Mariners’ CEO Howard Lincoln recently sent a would-be morale-boosting email to his employees in which he rips the media for not knowing how things really work on a baseball team.
Seems Lincoln doesn’t really know how the media works either. As in, they tend to have sources in the front office who like to do things like leak silly internal emails. Geoff Baker got hold of this one, and reprints it in full over at the Seattle Times. The juiciest bit:
“If it seems to you like the local media is going out of its way to
trash the Mariners, well, you’re right, they are! And you can expect
this to continue as the season winds down. We’re getting hit like never
before–or at least never before in recent memory! Indeed, if you read
between the lines, you get the clear impression that at least one beat
reporter would love nothing better than to step right in and run the
Mariners. (Don’t worry, that’s not going to happen!) . . .
. . . I want you to know that Chuck, Jack and I have very thick skins and
that nothing said by the folks in the media or, for that matter, the
bloggers, is going to distract us from continuing to do our jobs to the
best of our ability, with the goal of giving our fans a championship
It strikes me that if you really have “very thick skins” you don’t much care what the media says and you don’t send silly emails like this. But hey, what do I know? I’m just a blogger who spends my day trying to distract baseball executives from continuing to do their jobs to the best of their ability.
According to Jorge Castillo of the Washington Post, Nationals infielder Danny Espinosa declined to attend the team’s annual Winterfest because of his dissatisfaction with management following their trade for outfielder Adam Eaton.
A source told Castillo that Espinosa’s unhappiness stemmed from a belief that the acquisition would jeopardize his starting role in 2017. With Eaton in center field, Trea Turner will likely return to his post at shortstop, leaving Espinosa out in the cold — or, as the case may be, on the bench. The move shouldn’t come as a big surprise to Espinosa, however, as Nationals’ GM Mike Rizzo spoke to the possibility of trading the infielder or reassigning him to a utility role back in early November.
Offensively, the 29-year-old had a down year in 2016, slashing just .209/.306/.378 with 24 home runs in 601 PA. Defensively, he still profiles among the top shortstops in the National League, with eight DRS (Defensive Runs Saved) and 8.3 Def (Defensive Runs Above Average) in his seventh year with the club.
Espinosa will reach free agency after the 2017 season.

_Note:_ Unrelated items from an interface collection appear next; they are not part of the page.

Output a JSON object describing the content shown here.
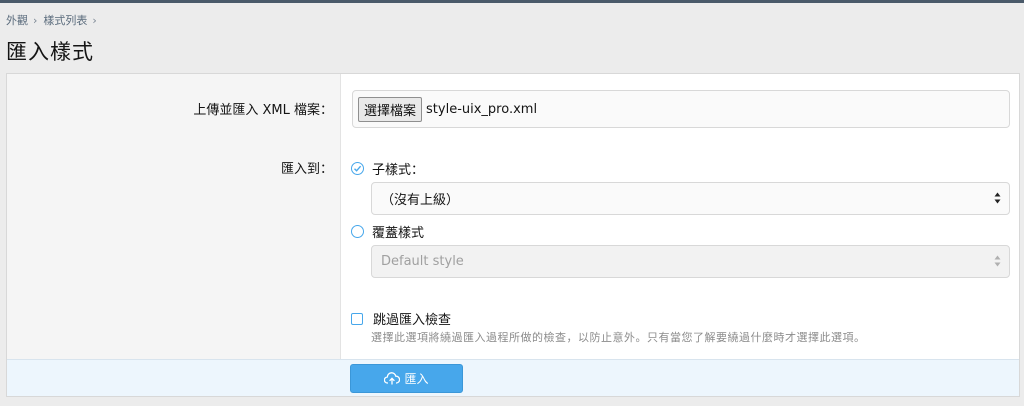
{
  "breadcrumb": {
    "items": [
      "外觀",
      "樣式列表"
    ],
    "separator": "›"
  },
  "page_title": "匯入樣式",
  "form": {
    "upload_label": "上傳並匯入 XML 檔案：",
    "file_button": "選擇檔案",
    "file_name": "style-uix_pro.xml",
    "import_to_label": "匯入到：",
    "child_style_label": "子樣式：",
    "child_style_selected": "true",
    "parent_select_value": "（沒有上級）",
    "overwrite_label": "覆蓋樣式",
    "overwrite_select_value": "Default style",
    "skip_check_label": "跳過匯入檢查",
    "skip_check_hint": "選擇此選項將繞過匯入過程所做的檢查，以防止意外。只有當您了解要繞過什麼時才選擇此選項。"
  },
  "footer": {
    "submit_label": "匯入",
    "submit_icon": "upload-icon"
  },
  "colors": {
    "accent": "#47a7eb",
    "footer_bg": "#edf6fd",
    "label_col_bg": "#f5f5f5"
  }
}
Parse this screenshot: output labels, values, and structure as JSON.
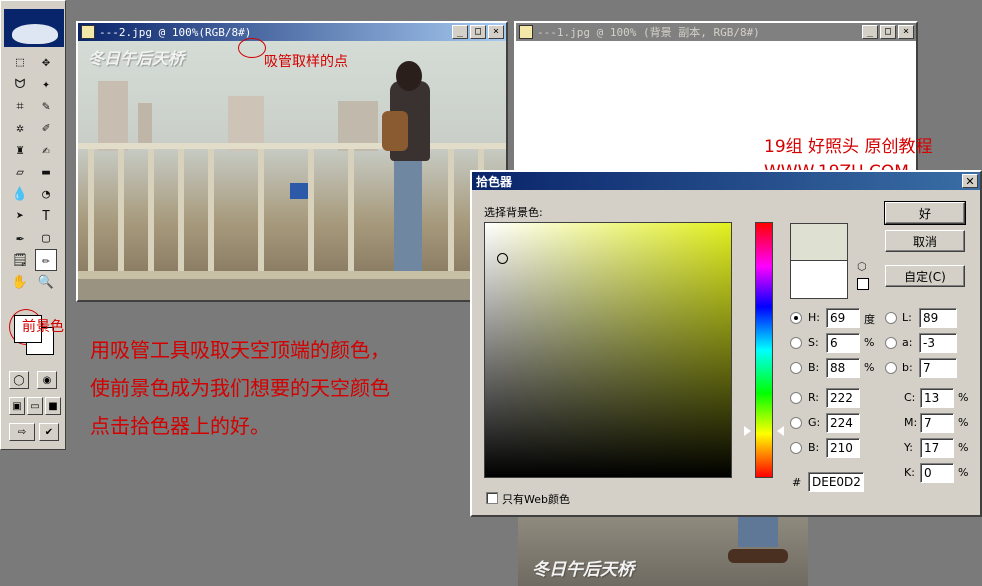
{
  "toolbox": {
    "tools": [
      {
        "name": "marquee-tool",
        "glyph": "⬚"
      },
      {
        "name": "move-tool",
        "glyph": "✥"
      },
      {
        "name": "lasso-tool",
        "glyph": "ᗢ"
      },
      {
        "name": "magic-wand-tool",
        "glyph": "✦"
      },
      {
        "name": "crop-tool",
        "glyph": "⌗"
      },
      {
        "name": "slice-tool",
        "glyph": "✎"
      },
      {
        "name": "healing-tool",
        "glyph": "✲"
      },
      {
        "name": "brush-tool",
        "glyph": "✐"
      },
      {
        "name": "stamp-tool",
        "glyph": "♜"
      },
      {
        "name": "history-brush-tool",
        "glyph": "✍"
      },
      {
        "name": "eraser-tool",
        "glyph": "▱"
      },
      {
        "name": "gradient-tool",
        "glyph": "▬"
      },
      {
        "name": "blur-tool",
        "glyph": "💧"
      },
      {
        "name": "dodge-tool",
        "glyph": "◔"
      },
      {
        "name": "path-select-tool",
        "glyph": "➤"
      },
      {
        "name": "type-tool",
        "glyph": "T"
      },
      {
        "name": "pen-tool",
        "glyph": "✒"
      },
      {
        "name": "shape-tool",
        "glyph": "▢"
      },
      {
        "name": "notes-tool",
        "glyph": "🗒"
      },
      {
        "name": "eyedropper-tool",
        "glyph": "✏"
      },
      {
        "name": "hand-tool",
        "glyph": "✋"
      },
      {
        "name": "zoom-tool",
        "glyph": "🔍"
      }
    ]
  },
  "window1": {
    "title": "---2.jpg @ 100%(RGB/8#)",
    "watermark": "冬日午后天桥"
  },
  "window2": {
    "title": "---1.jpg @ 100% (背景 副本, RGB/8#)"
  },
  "annotations": {
    "eyedropper_point": "吸管取样的点",
    "foreground_label": "前景色",
    "credit_line1": "19组    好照头  原创教程",
    "credit_line2": "WWW.19ZU.COM",
    "instruction_line1": "用吸管工具吸取天空顶端的颜色，",
    "instruction_line2": "使前景色成为我们想要的天空颜色",
    "instruction_line3": "点击拾色器上的好。"
  },
  "color_picker": {
    "title": "拾色器",
    "close_glyph": "✕",
    "subtitle": "选择背景色:",
    "buttons": {
      "ok": "好",
      "cancel": "取消",
      "custom": "自定(C)"
    },
    "new_color": "#dee0d2",
    "old_color": "#ffffff",
    "hsb": {
      "h_label": "H:",
      "h_value": "69",
      "h_unit": "度",
      "s_label": "S:",
      "s_value": "6",
      "s_unit": "%",
      "b_label": "B:",
      "b_value": "88",
      "b_unit": "%"
    },
    "lab": {
      "l_label": "L:",
      "l_value": "89",
      "a_label": "a:",
      "a_value": "-3",
      "b_label": "b:",
      "b_value": "7"
    },
    "rgb": {
      "r_label": "R:",
      "r_value": "222",
      "g_label": "G:",
      "g_value": "224",
      "b_label": "B:",
      "b_value": "210"
    },
    "cmyk": {
      "c_label": "C:",
      "c_value": "13",
      "m_label": "M:",
      "m_value": "7",
      "y_label": "Y:",
      "y_value": "17",
      "k_label": "K:",
      "k_value": "0",
      "unit": "%"
    },
    "hex_label": "#",
    "hex_value": "DEE0D2",
    "web_only_label": "只有Web颜色",
    "hue_color": "#e2f01e"
  },
  "bottom_photo": {
    "watermark": "冬日午后天桥"
  }
}
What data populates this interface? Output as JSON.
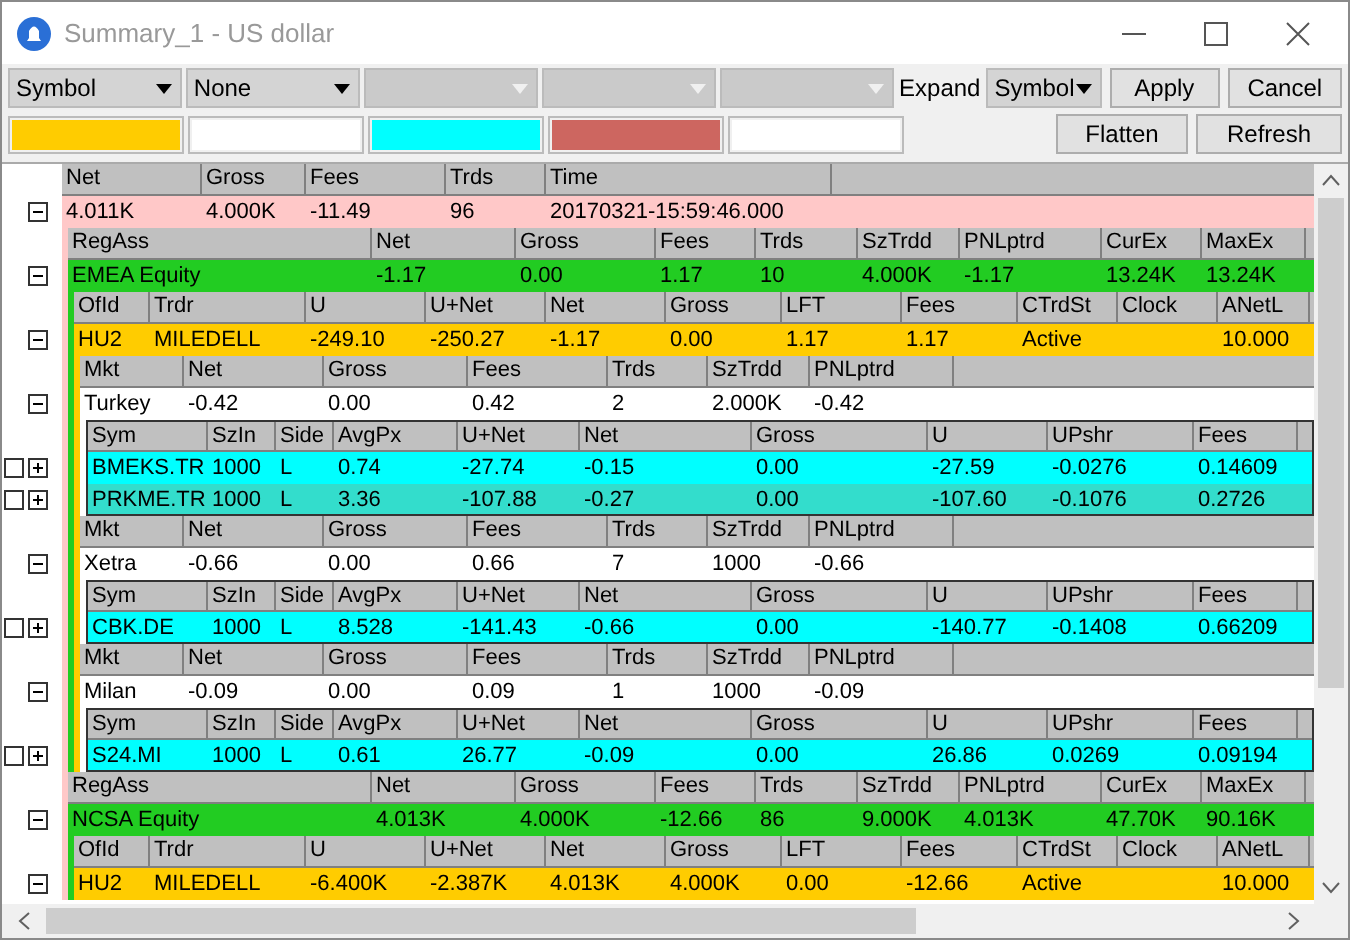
{
  "window": {
    "title": "Summary_1 - US dollar"
  },
  "toolbar": {
    "filters": [
      {
        "value": "Symbol",
        "disabled": false
      },
      {
        "value": "None",
        "disabled": false
      },
      {
        "disabled": true
      },
      {
        "disabled": true
      },
      {
        "disabled": true
      }
    ],
    "swatches": [
      {
        "color": "#ffcc00"
      },
      {
        "color": "#ffffff"
      },
      {
        "color": "#00ffff"
      },
      {
        "color": "#cd6660"
      },
      {
        "color": "#ffffff"
      }
    ],
    "expand": {
      "label": "Expand",
      "value": "Symbol"
    },
    "buttons": [
      "Apply",
      "Cancel",
      "Flatten",
      "Refresh"
    ]
  },
  "grid": {
    "groups": [
      {
        "columns": [
          "Net",
          "Gross",
          "Fees",
          "Trds",
          "Time"
        ],
        "rows": [
          {
            "cells": [
              "4.011K",
              "4.000K",
              "-11.49",
              "96",
              "20170321-15:59:46.000"
            ],
            "color": "#ffc8c8",
            "expanded": true,
            "children": [
              {
                "columns": [
                  "RegAss",
                  "Net",
                  "Gross",
                  "Fees",
                  "Trds",
                  "SzTrdd",
                  "PNLptrd",
                  "CurEx",
                  "MaxEx"
                ],
                "rows": [
                  {
                    "cells": [
                      "EMEA Equity",
                      "-1.17",
                      "0.00",
                      "1.17",
                      "10",
                      "4.000K",
                      "-1.17",
                      "13.24K",
                      "13.24K"
                    ],
                    "color": "#22cc22",
                    "expanded": true,
                    "children": [
                      {
                        "columns": [
                          "OfId",
                          "Trdr",
                          "U",
                          "U+Net",
                          "Net",
                          "Gross",
                          "LFT",
                          "Fees",
                          "CTrdSt",
                          "Clock",
                          "ANetL"
                        ],
                        "rows": [
                          {
                            "cells": [
                              "HU2",
                              "MILEDELL",
                              "-249.10",
                              "-250.27",
                              "-1.17",
                              "0.00",
                              "1.17",
                              "1.17",
                              "Active",
                              null,
                              "10.000"
                            ],
                            "color": "#ffcc00",
                            "expanded": true,
                            "children": [
                              {
                                "columns": [
                                  "Mkt",
                                  "Net",
                                  "Gross",
                                  "Fees",
                                  "Trds",
                                  "SzTrdd",
                                  "PNLptrd"
                                ],
                                "rows": [
                                  {
                                    "cells": [
                                      "Turkey",
                                      "-0.42",
                                      "0.00",
                                      "0.42",
                                      "2",
                                      "2.000K",
                                      "-0.42"
                                    ],
                                    "color": "#ffffff",
                                    "expanded": true,
                                    "children": [
                                      {
                                        "columns": [
                                          "Sym",
                                          "SzIn",
                                          "Side",
                                          "AvgPx",
                                          "U+Net",
                                          "Net",
                                          "Gross",
                                          "U",
                                          "UPshr",
                                          "Fees"
                                        ],
                                        "rows": [
                                          {
                                            "cells": [
                                              "BMEKS.TR",
                                              "1000",
                                              "L",
                                              "0.74",
                                              "-27.74",
                                              "-0.15",
                                              "0.00",
                                              "-27.59",
                                              "-0.0276",
                                              "0.14609"
                                            ],
                                            "color": "#00ffff",
                                            "checked": false,
                                            "expanded": false
                                          },
                                          {
                                            "cells": [
                                              "PRKME.TR",
                                              "1000",
                                              "L",
                                              "3.36",
                                              "-107.88",
                                              "-0.27",
                                              "0.00",
                                              "-107.60",
                                              "-0.1076",
                                              "0.2726"
                                            ],
                                            "color": "#33ddcc",
                                            "checked": false,
                                            "expanded": false
                                          }
                                        ]
                                      }
                                    ]
                                  }
                                ]
                              },
                              {
                                "columns": [
                                  "Mkt",
                                  "Net",
                                  "Gross",
                                  "Fees",
                                  "Trds",
                                  "SzTrdd",
                                  "PNLptrd"
                                ],
                                "rows": [
                                  {
                                    "cells": [
                                      "Xetra",
                                      "-0.66",
                                      "0.00",
                                      "0.66",
                                      "7",
                                      "1000",
                                      "-0.66"
                                    ],
                                    "color": "#ffffff",
                                    "expanded": true,
                                    "children": [
                                      {
                                        "columns": [
                                          "Sym",
                                          "SzIn",
                                          "Side",
                                          "AvgPx",
                                          "U+Net",
                                          "Net",
                                          "Gross",
                                          "U",
                                          "UPshr",
                                          "Fees"
                                        ],
                                        "rows": [
                                          {
                                            "cells": [
                                              "CBK.DE",
                                              "1000",
                                              "L",
                                              "8.528",
                                              "-141.43",
                                              "-0.66",
                                              "0.00",
                                              "-140.77",
                                              "-0.1408",
                                              "0.66209"
                                            ],
                                            "color": "#00ffff",
                                            "checked": false,
                                            "expanded": false
                                          }
                                        ]
                                      }
                                    ]
                                  }
                                ]
                              },
                              {
                                "columns": [
                                  "Mkt",
                                  "Net",
                                  "Gross",
                                  "Fees",
                                  "Trds",
                                  "SzTrdd",
                                  "PNLptrd"
                                ],
                                "rows": [
                                  {
                                    "cells": [
                                      "Milan",
                                      "-0.09",
                                      "0.00",
                                      "0.09",
                                      "1",
                                      "1000",
                                      "-0.09"
                                    ],
                                    "color": "#ffffff",
                                    "expanded": true,
                                    "children": [
                                      {
                                        "columns": [
                                          "Sym",
                                          "SzIn",
                                          "Side",
                                          "AvgPx",
                                          "U+Net",
                                          "Net",
                                          "Gross",
                                          "U",
                                          "UPshr",
                                          "Fees"
                                        ],
                                        "rows": [
                                          {
                                            "cells": [
                                              "S24.MI",
                                              "1000",
                                              "L",
                                              "0.61",
                                              "26.77",
                                              "-0.09",
                                              "0.00",
                                              "26.86",
                                              "0.0269",
                                              "0.09194"
                                            ],
                                            "color": "#00ffff",
                                            "checked": false,
                                            "expanded": false
                                          }
                                        ]
                                      }
                                    ]
                                  }
                                ]
                              }
                            ]
                          }
                        ]
                      }
                    ]
                  }
                ]
              },
              {
                "columns": [
                  "RegAss",
                  "Net",
                  "Gross",
                  "Fees",
                  "Trds",
                  "SzTrdd",
                  "PNLptrd",
                  "CurEx",
                  "MaxEx"
                ],
                "rows": [
                  {
                    "cells": [
                      "NCSA Equity",
                      "4.013K",
                      "4.000K",
                      "-12.66",
                      "86",
                      "9.000K",
                      "4.013K",
                      "47.70K",
                      "90.16K"
                    ],
                    "color": "#22cc22",
                    "expanded": true,
                    "children": [
                      {
                        "columns": [
                          "OfId",
                          "Trdr",
                          "U",
                          "U+Net",
                          "Net",
                          "Gross",
                          "LFT",
                          "Fees",
                          "CTrdSt",
                          "Clock",
                          "ANetL"
                        ],
                        "rows": [
                          {
                            "cells": [
                              "HU2",
                              "MILEDELL",
                              "-6.400K",
                              "-2.387K",
                              "4.013K",
                              "4.000K",
                              "0.00",
                              "-12.66",
                              "Active",
                              null,
                              "10.000"
                            ],
                            "color": "#ffcc00",
                            "expanded": true
                          }
                        ]
                      }
                    ]
                  }
                ]
              }
            ]
          }
        ]
      }
    ]
  }
}
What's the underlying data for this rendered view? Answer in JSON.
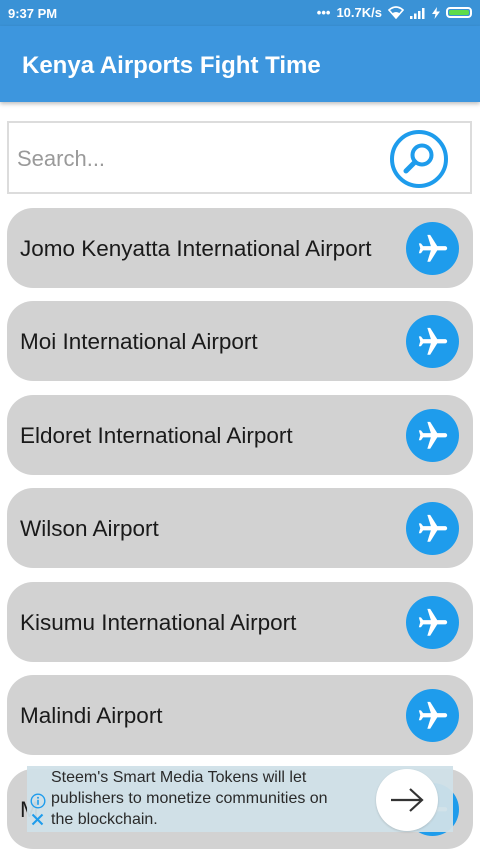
{
  "status": {
    "time": "9:37 PM",
    "speed": "10.7K/s"
  },
  "app": {
    "title": "Kenya Airports Fight Time"
  },
  "search": {
    "placeholder": "Search..."
  },
  "airports": [
    "Jomo Kenyatta International Airport",
    "Moi International Airport",
    "Eldoret International Airport",
    "Wilson Airport",
    "Kisumu International Airport",
    "Malindi Airport",
    "M"
  ],
  "ad": {
    "line1": "Steem's Smart Media Tokens will let",
    "line2": "publishers to monetize communities on",
    "line3": "the blockchain."
  },
  "colors": {
    "app_bar": "#3d96de",
    "plane_button": "#1e9cec",
    "list_item_bg": "#d2d2d2",
    "search_icon": "#1e9cec"
  }
}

The Red Sox might be trying to move the wrong pitcher, according to the Boston Globe’s Nick Cafardo. Cafardo revealed that while the Sox have been trying to market right-hander Clay Buchholz, more teams would be interested in trades involving southpaw Drew Pomeranz.
The club appears reluctant to deal Pomeranz, especially because his price tag comes in at a cool $4.7 million to Buchholz’s $13.5 million in 2017. Those who have already expressed interest in the veteran hurlers, including the Twins, Mariners and Royals, also seem put off by Buchholz’s salary requirements as he enters his 32nd year.
Health could be another factor preventing teams from jumping to make trade offers, as Cafardo quotes an AL executive who believes the “medicals on both Pomeranz and Buchholz probably aren’t that great.” Neither pitcher suffered any major injuries during the 2016 season, though Pomeranz missed just over a week of play due to forearm soreness.
Pomeranz outperformed his fellow starter in 2016, pitching to a 3.32 ERA and career-best 9.8 K/9 through 170 2/3 innings with the Padres and Red Sox. He got off to an exceptionally strong start in San Diego, where his ERA dropped to 2.47 through the first half of the year before the Padres dealt him to Boston for minor league right-hander Anderson Espinoza. Buchholz, on the other hand, struggled with a 4.78 ERA and saw a decline in both his BB/9 and K/9 rates as he worked out a career-low 1.69 K/BB through 139 1/3 innings with the Sox.